Five firms, including the local affiliates of BFI (owned by Scottsdale, Ariz.-based Allied Waste Industries) and Houston-based Waste Management (WM), submitted bids. The authority issued revenue bonds to finance the construction of the facilities and signed an operating contract with low bidder Enviro Inc., a company based in the region.
From the outset, the landfill and transfer stations handled much less solid waste than the potential disposable tonnage in the region. The corresponding shortfall in tipping fee revenue made it difficult for the authority to meet its debt payments. To improve its financial position, the authority directed its member communities in 2002 to adopt identical flow control ordinances applicable within their geographical areas.
No sooner were the measures on the books, than the National Solid Wastes Management Association (NSWMA) and the BFI and WM affiliates filed suit against the authority and its member cities and counties. They alleged that the flow control ordinances unlawfully discriminated against and otherwise burdened interstate commerce. A federal judge declared the ordinances invalid on both grounds and blocked their enforcement.
On appeal, a three-judge panel of the U.S. Court of Appeals for the Fifth Circuit dismissed the discrimination claim and ruled that the ordinances did not excessively burden interstate commerce.
As the court saw it, the plaintiffs' injury did not fall within the zone of interests protected by the Commerce Clause with respect to ordinances alleged to discriminate against out-of-state economic interests. The court noted that BFI and WM hauled the trash they collected to facilities outside the region. No waste was shipped outside the state, and the plaintiffs had no plans to do so.
“In sum, plaintiffs' injury is not related to any out-of-state characteristic of their business,” the appellate panel concluded. The plaintiffs were thus deemed ineligible to challenge the discriminatory nature of the ordinances.
As for the alleged burden on interstate commerce, the appeals court first examined the authority's local purpose — the economic viability of its landfill — and found it legitimate. Next, the court found that flow control created no greater hindrance on the plaintiffs' interstate business than on their intrastate affairs. Unable to demonstrate a disparate impact on interstate commerce, the plaintiffs' alternative claim was rejected.
[National Solid Wastes Management Association v. Pine Belt Regional Solid Waste Management Authority, 389 F.3d 491 (5th Cir. 2004)]
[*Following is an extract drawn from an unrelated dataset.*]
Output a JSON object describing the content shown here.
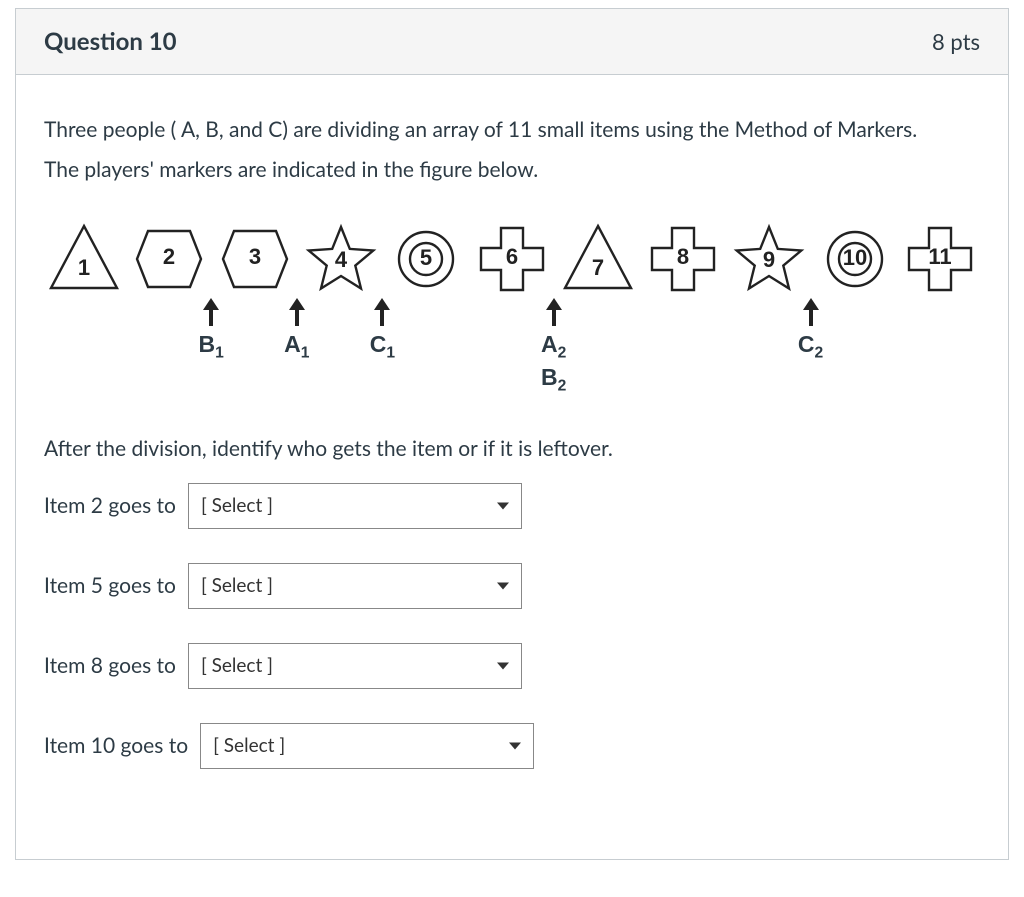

The legal editor welcomes comments from readers. Contact Barry Shanoff via e-mail: firstname.lastname@example.org.
The columnist is a Rockville, Md., attorney and serves as general counsel of the Solid Waste Association of North America.